By Kim Hart - 09/18/09 02:51 AM EDT
The chairman of the House Energy and Commerce Committee told the Federal Communications Commission (FCC) that he supports legislation that would prohibit Internet companies from giving preferential treatment to certain services and content on the Web.
Rep. Henry Waxman (D-Calif.) said he signed on to a bill introduced by Reps. Edward MarkeyEd MarkeyFCC approves new privacy rules for 'sensitive' internet data Senate Dems target Wells Fargo auditor Senate Dems want major women's golf event moved off Trump course MORE (D-Mass.) and Anna Eshoo (D-Calif.) to codify the principal of net neutrality, which would force Internet service providers to treat all traffic the same.
Markey, the subcommittee’s former chairman, told the commissioners he wants cell phone companies to come up with a single standard for cell phone chargers so consumers won’t have to buy a new charger every time they buy a new phone. The committee’s ranking member, Rep. Joe Barton (R-Texas), wanted to know what Genachowski is doing to make the FCC more transparent and collaborative.
Rep. Bobby Rush (D-Ill.) told the FCC to address the lack of minority ownership in the media and broadcast industries. Rep. Jay Inslee (D-Wash.) said the agency needs to hurry up its plan for unlicensed airwaves known as white spaces.
And Rep. Mike Doyle (D-Pa.) asked the FCC to address an issue known as special access, or the prices AT&T, Verizon and Qwest charge cell phone carriers for access to their high-speed networks, “sometime before we all die.”
Genachowski said the FCC is “actively working on” the special access issue and is considering all the relevant factors as it develops the national broadband plan, which is due to Congress in February.
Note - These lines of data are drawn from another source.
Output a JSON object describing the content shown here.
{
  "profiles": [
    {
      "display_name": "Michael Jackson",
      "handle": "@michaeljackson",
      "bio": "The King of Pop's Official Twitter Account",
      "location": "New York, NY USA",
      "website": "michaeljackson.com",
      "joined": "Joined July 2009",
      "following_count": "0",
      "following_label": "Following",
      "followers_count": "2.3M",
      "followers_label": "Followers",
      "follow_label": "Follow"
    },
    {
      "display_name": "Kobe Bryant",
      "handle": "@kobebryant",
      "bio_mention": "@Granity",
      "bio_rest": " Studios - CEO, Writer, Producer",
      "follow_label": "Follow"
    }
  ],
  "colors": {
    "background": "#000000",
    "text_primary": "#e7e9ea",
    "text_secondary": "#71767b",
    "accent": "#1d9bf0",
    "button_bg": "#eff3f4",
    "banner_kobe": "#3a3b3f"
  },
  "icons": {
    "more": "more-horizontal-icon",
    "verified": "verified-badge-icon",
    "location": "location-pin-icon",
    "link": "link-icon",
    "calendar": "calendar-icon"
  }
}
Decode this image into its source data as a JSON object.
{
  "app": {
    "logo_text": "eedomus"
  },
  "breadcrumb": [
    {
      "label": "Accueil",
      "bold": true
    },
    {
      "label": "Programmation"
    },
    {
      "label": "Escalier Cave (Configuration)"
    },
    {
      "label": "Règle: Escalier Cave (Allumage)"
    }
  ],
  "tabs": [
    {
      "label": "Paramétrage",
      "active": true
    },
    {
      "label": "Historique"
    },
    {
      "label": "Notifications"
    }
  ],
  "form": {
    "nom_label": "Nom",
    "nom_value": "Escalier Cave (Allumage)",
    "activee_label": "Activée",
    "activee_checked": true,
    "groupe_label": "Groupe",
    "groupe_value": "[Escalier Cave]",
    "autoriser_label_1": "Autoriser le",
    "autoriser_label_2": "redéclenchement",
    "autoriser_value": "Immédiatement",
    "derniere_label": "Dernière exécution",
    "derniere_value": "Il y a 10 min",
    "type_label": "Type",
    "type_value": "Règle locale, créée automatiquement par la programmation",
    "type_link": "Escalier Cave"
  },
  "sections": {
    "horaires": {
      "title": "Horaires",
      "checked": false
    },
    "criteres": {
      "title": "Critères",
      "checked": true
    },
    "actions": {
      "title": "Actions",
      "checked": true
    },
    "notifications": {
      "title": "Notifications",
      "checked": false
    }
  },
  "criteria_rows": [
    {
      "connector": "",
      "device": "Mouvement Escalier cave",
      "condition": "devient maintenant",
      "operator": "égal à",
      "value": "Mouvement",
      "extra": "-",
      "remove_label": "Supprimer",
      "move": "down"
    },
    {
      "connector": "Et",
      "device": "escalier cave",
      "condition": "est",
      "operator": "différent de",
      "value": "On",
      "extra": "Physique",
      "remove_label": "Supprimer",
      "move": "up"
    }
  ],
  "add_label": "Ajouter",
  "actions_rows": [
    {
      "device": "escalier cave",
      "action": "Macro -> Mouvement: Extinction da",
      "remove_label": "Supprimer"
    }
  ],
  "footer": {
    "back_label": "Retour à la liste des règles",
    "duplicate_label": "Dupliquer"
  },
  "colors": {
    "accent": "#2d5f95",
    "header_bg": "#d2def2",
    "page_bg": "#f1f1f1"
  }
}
He called broadband “this generation’s major infrastructure challenge,” and said his team is focusing on how broadband can enable the nation’s largest priorities, such as smart-grid technology, health technology, job creation and education.
He also said the agency intends to reform the Universal Service Fund, to which phone companies contribute in order to build phone networks in underserved areas of the country and to connect libraries and schools. Genachowski said the fund “has been under pressure because of changes in the marketplace … We need to move USF to a program to one that supports broadband.”
He said he planned to make changes by February.
Republican lawmakers said they are wary of a plan that is too prescriptive in placing regulations on the private companies that will ultimately make the investments into broadband networks.
“I think we’re in better shape than we give ourselves credit for,” Barton said, after saying he does not agree with an international report by the Organization for Economic Cooperation and Development that ranks the U.S. 15th in broadband access and use. “The last thing we should do is return to an old discredited monopoly regulatory-era approach.”
Rep. Mike Rogers (R-Mich.) agreed, saying he hoped the FCC does not intervene too much in the broadband industry and does “not give in to temptation for net neutrality.”
Commissioner Robert McDowell, the senior Republican on the FCC, said, “Whatever polices we adopt should help attract more private investment and not deter it. ... We should not cherry-pick data to justify a predetermined outcome.”
The newest members of the FCC for the first time laid out their priorities for Congress. Meredith Atwell Baker, a Republican, said she is interested in making sure spectrum is allocated in the most efficient ways — an idea supported by the subcommittee’s chairman, Rep. Rick Boucher (D-Va.), and ranking member Rep. Cliff Sterns (R-Fla.), who have introduced a bill to take inventory of all of the country’s valuable airwaves.
Mignon Clyburn, a Democrat and daughter of House Majority Whip James Clyburn (D-S.C.), said she wants to “refocus the agency onto consumers,” such as the FCC’s recent inquiry into whether cell phone companies provide adequate information to consumers.